====== Materials provided ======

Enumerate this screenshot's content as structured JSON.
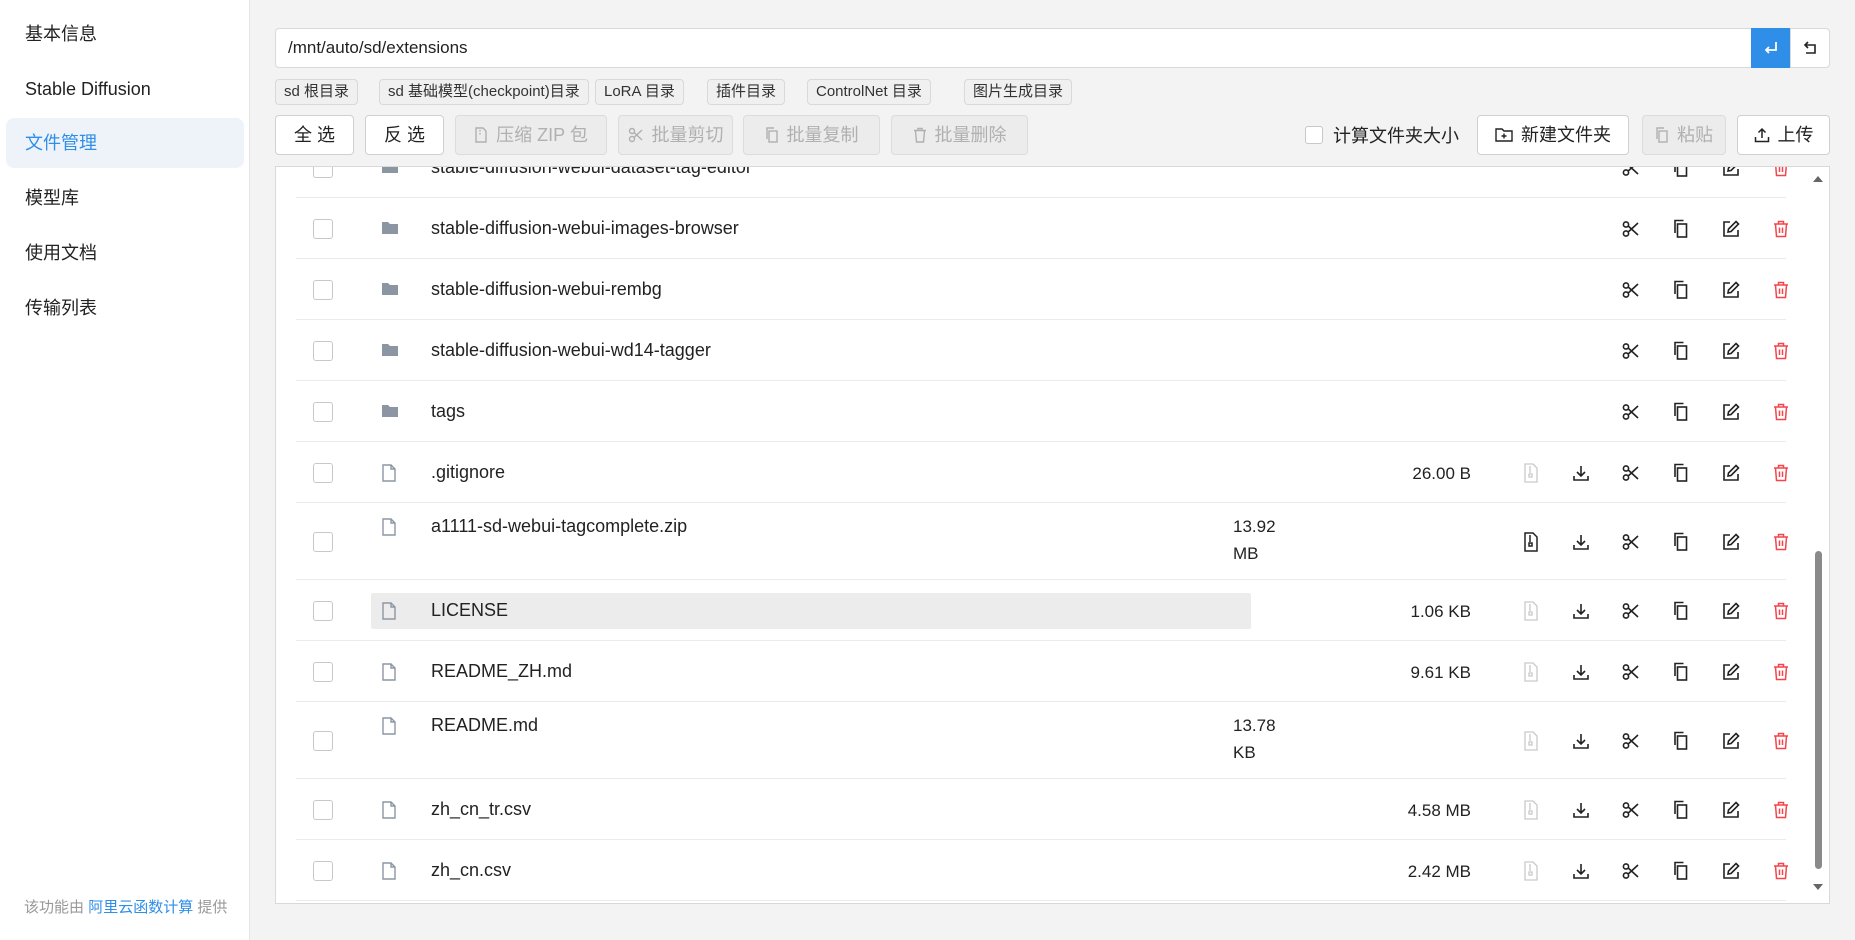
{
  "sidebar": {
    "items": [
      {
        "label": "基本信息",
        "active": false
      },
      {
        "label": "Stable Diffusion",
        "active": false
      },
      {
        "label": "文件管理",
        "active": true
      },
      {
        "label": "模型库",
        "active": false
      },
      {
        "label": "使用文档",
        "active": false
      },
      {
        "label": "传输列表",
        "active": false
      }
    ],
    "footer_prefix": "该功能由",
    "footer_link": "阿里云函数计算",
    "footer_suffix": "提供"
  },
  "path": {
    "value": "/mnt/auto/sd/extensions"
  },
  "shortcuts": [
    "sd 根目录",
    "sd 基础模型(checkpoint)目录",
    "LoRA 目录",
    "插件目录",
    "ControlNet 目录",
    "图片生成目录"
  ],
  "toolbar": {
    "select_all": "全 选",
    "invert": "反 选",
    "zip": "压缩 ZIP 包",
    "cut": "批量剪切",
    "copy": "批量复制",
    "delete": "批量删除",
    "calc_size": "计算文件夹大小",
    "new_folder": "新建文件夹",
    "paste": "粘贴",
    "upload": "上传"
  },
  "files": [
    {
      "name": "stable-diffusion-webui-dataset-tag-editor",
      "type": "folder",
      "size": ""
    },
    {
      "name": "stable-diffusion-webui-images-browser",
      "type": "folder",
      "size": ""
    },
    {
      "name": "stable-diffusion-webui-rembg",
      "type": "folder",
      "size": ""
    },
    {
      "name": "stable-diffusion-webui-wd14-tagger",
      "type": "folder",
      "size": ""
    },
    {
      "name": "tags",
      "type": "folder",
      "size": ""
    },
    {
      "name": ".gitignore",
      "type": "file",
      "size": "26.00 B",
      "unzip_enabled": false
    },
    {
      "name": "a1111-sd-webui-tagcomplete.zip",
      "type": "file",
      "size": "13.92 MB",
      "unzip_enabled": true
    },
    {
      "name": "LICENSE",
      "type": "file",
      "size": "1.06 KB",
      "unzip_enabled": false,
      "hovered": true
    },
    {
      "name": "README_ZH.md",
      "type": "file",
      "size": "9.61 KB",
      "unzip_enabled": false
    },
    {
      "name": "README.md",
      "type": "file",
      "size": "13.78 KB",
      "unzip_enabled": false
    },
    {
      "name": "zh_cn_tr.csv",
      "type": "file",
      "size": "4.58 MB",
      "unzip_enabled": false
    },
    {
      "name": "zh_cn.csv",
      "type": "file",
      "size": "2.42 MB",
      "unzip_enabled": false
    }
  ],
  "colors": {
    "accent": "#2f8ee8",
    "danger": "#f5444a",
    "folder": "#8c96a3"
  },
  "icons": {
    "folder": "folder-icon",
    "file": "file-icon",
    "unzip": "unzip-icon",
    "download": "download-icon",
    "cut": "scissors-icon",
    "copy": "copy-icon",
    "edit": "edit-icon",
    "delete": "trash-icon"
  }
}
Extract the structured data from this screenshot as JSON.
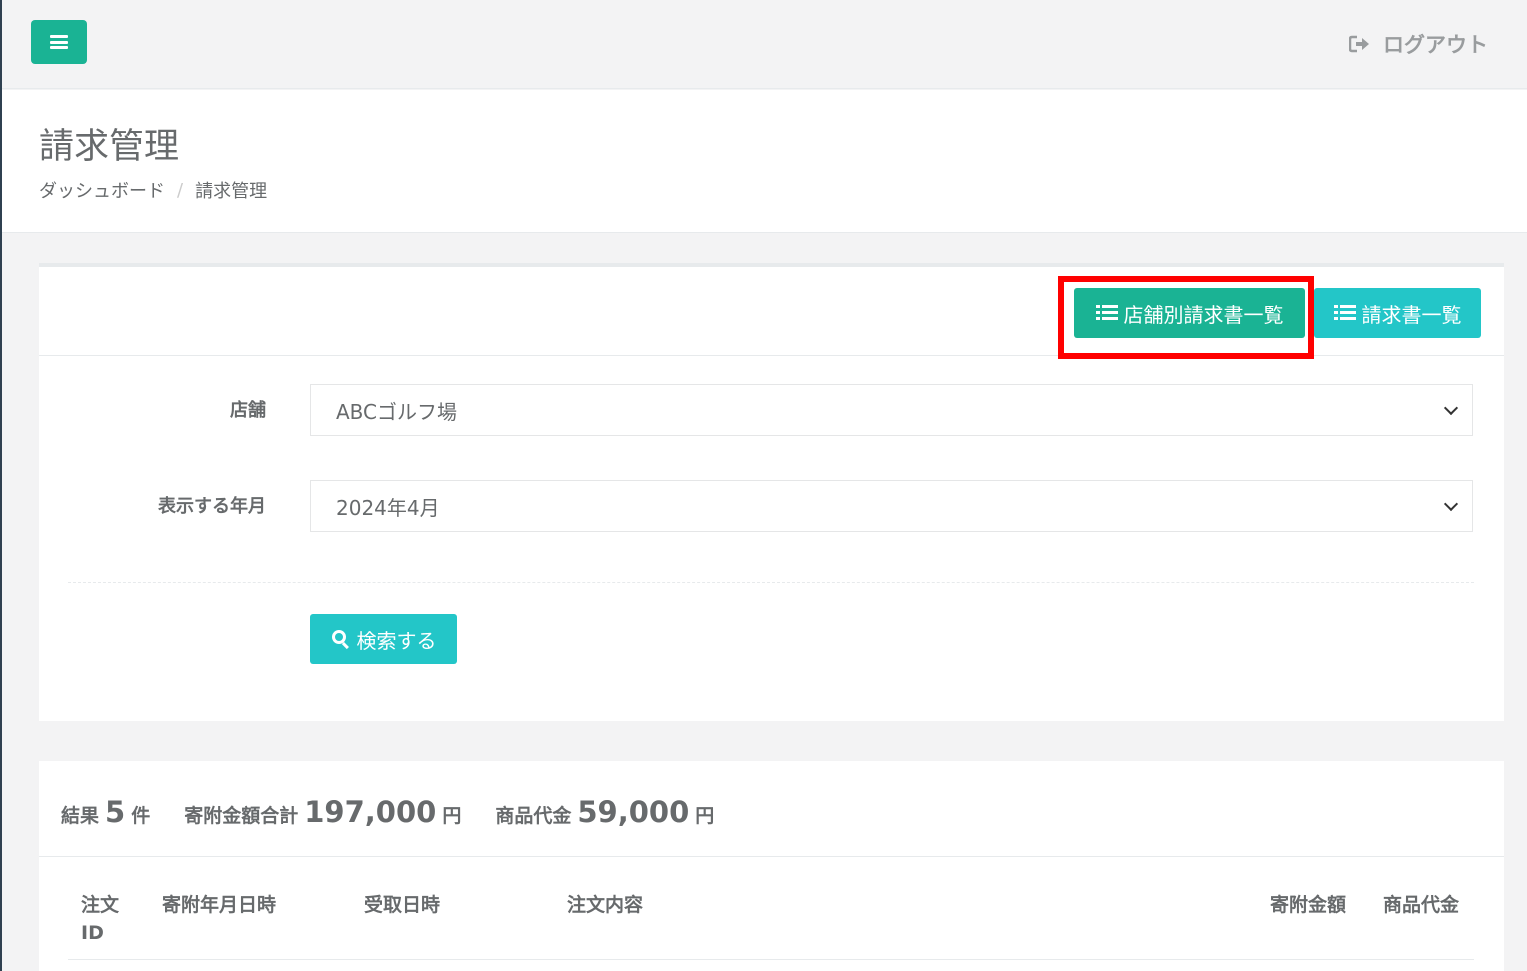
{
  "topbar": {
    "menu_icon": "hamburger-icon",
    "logout_icon": "sign-out-icon",
    "logout_label": "ログアウト"
  },
  "page": {
    "title": "請求管理",
    "breadcrumb": [
      "ダッシュボード",
      "/",
      "請求管理"
    ]
  },
  "toolbar": {
    "store_invoice_list_label": "店舗別請求書一覧",
    "invoice_list_label": "請求書一覧",
    "list_icon": "list-icon"
  },
  "form": {
    "store_label": "店舗",
    "store_value": "ABCゴルフ場",
    "month_label": "表示する年月",
    "month_value": "2024年4月",
    "search_label": "検索する",
    "search_icon": "search-icon"
  },
  "summary": {
    "results_label": "結果",
    "results_count": "5",
    "results_unit": "件",
    "donation_total_label": "寄附金額合計",
    "donation_total_value": "197,000",
    "donation_total_unit": "円",
    "product_fee_label": "商品代金",
    "product_fee_value": "59,000",
    "product_fee_unit": "円"
  },
  "table": {
    "headers": [
      "注文ID",
      "寄附年月日時",
      "受取日時",
      "注文内容",
      "寄附金額",
      "商品代金"
    ],
    "order_id_line1": "注文",
    "order_id_line2": "ID"
  },
  "colors": {
    "primary": "#1ab394",
    "info": "#23c6c8",
    "highlight": "#ff0000"
  }
}
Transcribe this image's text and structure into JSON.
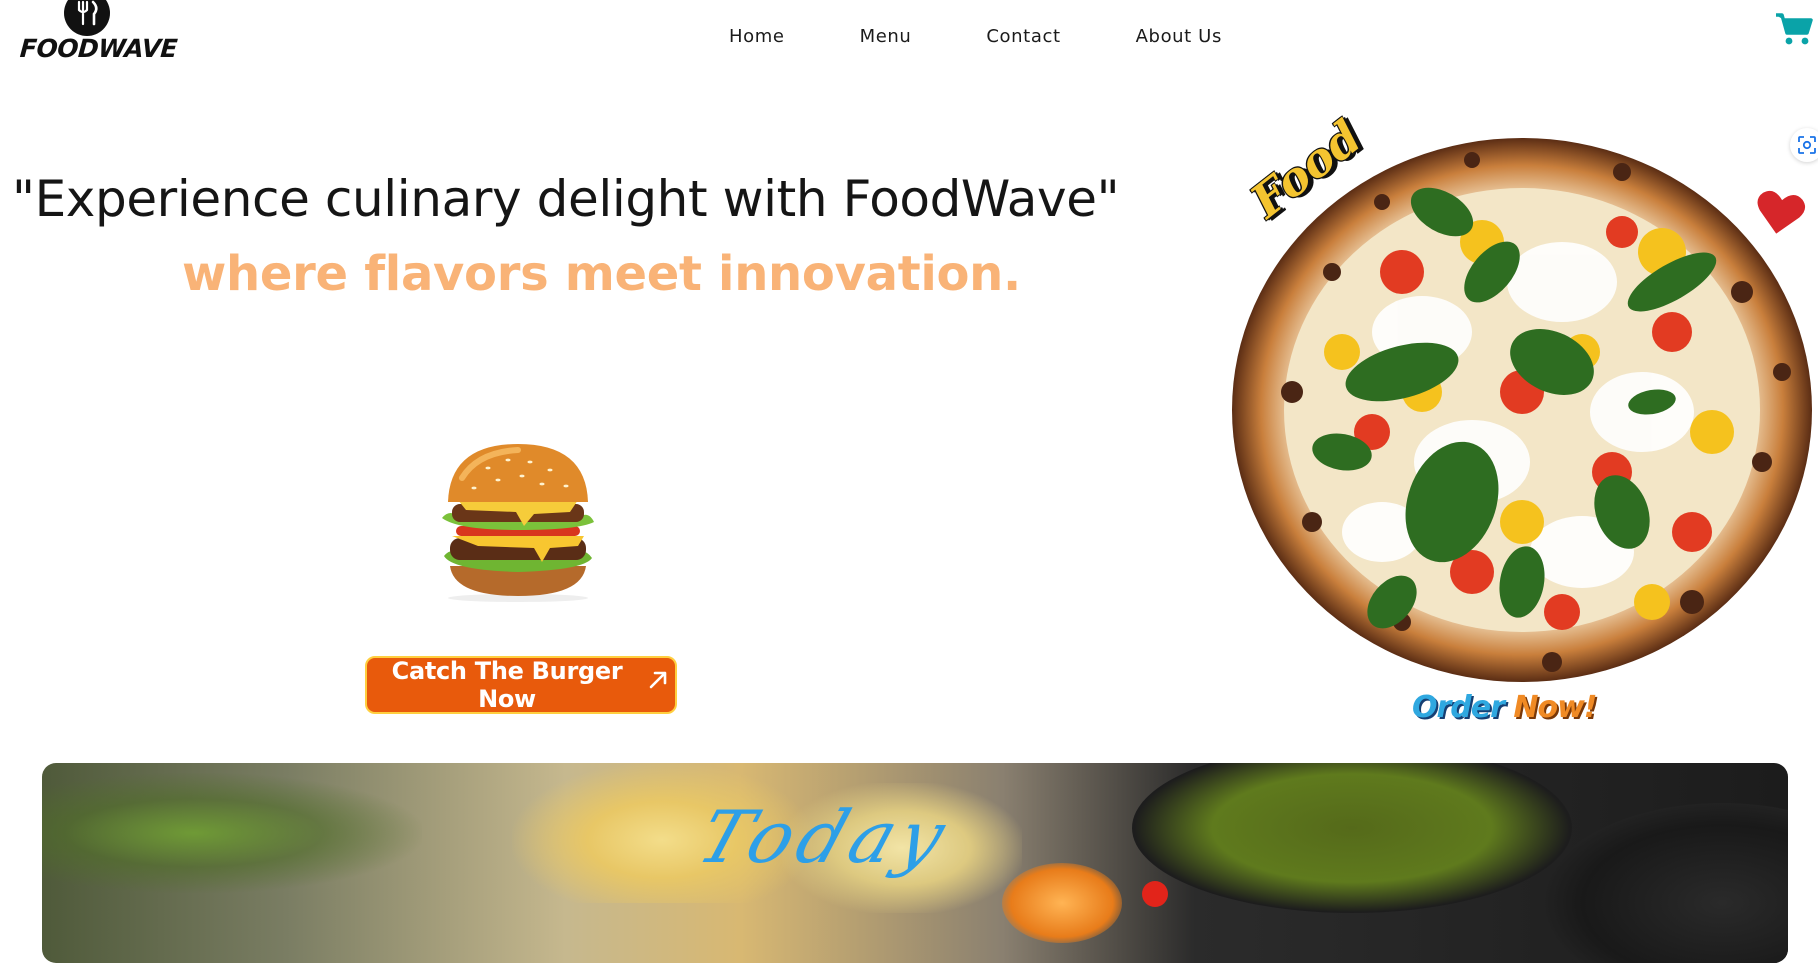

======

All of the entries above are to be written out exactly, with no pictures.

Enumerate this screenshot's content as structured JSON.
{
  "sidebar": {
    "items": [
      {
        "label": "基本信息",
        "active": false
      },
      {
        "label": "Stable Diffusion",
        "active": false
      },
      {
        "label": "文件管理",
        "active": true
      },
      {
        "label": "模型库",
        "active": false
      },
      {
        "label": "使用文档",
        "active": false
      },
      {
        "label": "传输列表",
        "active": false
      }
    ],
    "footer_prefix": "该功能由",
    "footer_link": "阿里云函数计算",
    "footer_suffix": "提供"
  },
  "path": {
    "value": "/mnt/auto/sd/extensions"
  },
  "shortcuts": [
    "sd 根目录",
    "sd 基础模型(checkpoint)目录",
    "LoRA 目录",
    "插件目录",
    "ControlNet 目录",
    "图片生成目录"
  ],
  "toolbar": {
    "select_all": "全 选",
    "invert": "反 选",
    "zip": "压缩 ZIP 包",
    "cut": "批量剪切",
    "copy": "批量复制",
    "delete": "批量删除",
    "calc_size": "计算文件夹大小",
    "new_folder": "新建文件夹",
    "paste": "粘贴",
    "upload": "上传"
  },
  "files": [
    {
      "name": "stable-diffusion-webui-dataset-tag-editor",
      "type": "folder",
      "size": ""
    },
    {
      "name": "stable-diffusion-webui-images-browser",
      "type": "folder",
      "size": ""
    },
    {
      "name": "stable-diffusion-webui-rembg",
      "type": "folder",
      "size": ""
    },
    {
      "name": "stable-diffusion-webui-wd14-tagger",
      "type": "folder",
      "size": ""
    },
    {
      "name": "tags",
      "type": "folder",
      "size": ""
    },
    {
      "name": ".gitignore",
      "type": "file",
      "size": "26.00 B",
      "unzip_enabled": false
    },
    {
      "name": "a1111-sd-webui-tagcomplete.zip",
      "type": "file",
      "size": "13.92 MB",
      "unzip_enabled": true
    },
    {
      "name": "LICENSE",
      "type": "file",
      "size": "1.06 KB",
      "unzip_enabled": false,
      "hovered": true
    },
    {
      "name": "README_ZH.md",
      "type": "file",
      "size": "9.61 KB",
      "unzip_enabled": false
    },
    {
      "name": "README.md",
      "type": "file",
      "size": "13.78 KB",
      "unzip_enabled": false
    },
    {
      "name": "zh_cn_tr.csv",
      "type": "file",
      "size": "4.58 MB",
      "unzip_enabled": false
    },
    {
      "name": "zh_cn.csv",
      "type": "file",
      "size": "2.42 MB",
      "unzip_enabled": false
    }
  ],
  "colors": {
    "accent": "#2f8ee8",
    "danger": "#f5444a",
    "folder": "#8c96a3"
  },
  "icons": {
    "folder": "folder-icon",
    "file": "file-icon",
    "unzip": "unzip-icon",
    "download": "download-icon",
    "cut": "scissors-icon",
    "copy": "copy-icon",
    "edit": "edit-icon",
    "delete": "trash-icon"
  }
}
Extract the structured data from this screenshot as JSON.
{
  "topbar": {
    "menu_icon": "hamburger-icon",
    "logout_icon": "sign-out-icon",
    "logout_label": "ログアウト"
  },
  "page": {
    "title": "請求管理",
    "breadcrumb": [
      "ダッシュボード",
      "/",
      "請求管理"
    ]
  },
  "toolbar": {
    "store_invoice_list_label": "店舗別請求書一覧",
    "invoice_list_label": "請求書一覧",
    "list_icon": "list-icon"
  },
  "form": {
    "store_label": "店舗",
    "store_value": "ABCゴルフ場",
    "month_label": "表示する年月",
    "month_value": "2024年4月",
    "search_label": "検索する",
    "search_icon": "search-icon"
  },
  "summary": {
    "results_label": "結果",
    "results_count": "5",
    "results_unit": "件",
    "donation_total_label": "寄附金額合計",
    "donation_total_value": "197,000",
    "donation_total_unit": "円",
    "product_fee_label": "商品代金",
    "product_fee_value": "59,000",
    "product_fee_unit": "円"
  },
  "table": {
    "headers": [
      "注文ID",
      "寄附年月日時",
      "受取日時",
      "注文内容",
      "寄附金額",
      "商品代金"
    ],
    "order_id_line1": "注文",
    "order_id_line2": "ID"
  },
  "colors": {
    "primary": "#1ab394",
    "info": "#23c6c8",
    "highlight": "#ff0000"
  }
}
Transcribe this image's text and structure into JSON.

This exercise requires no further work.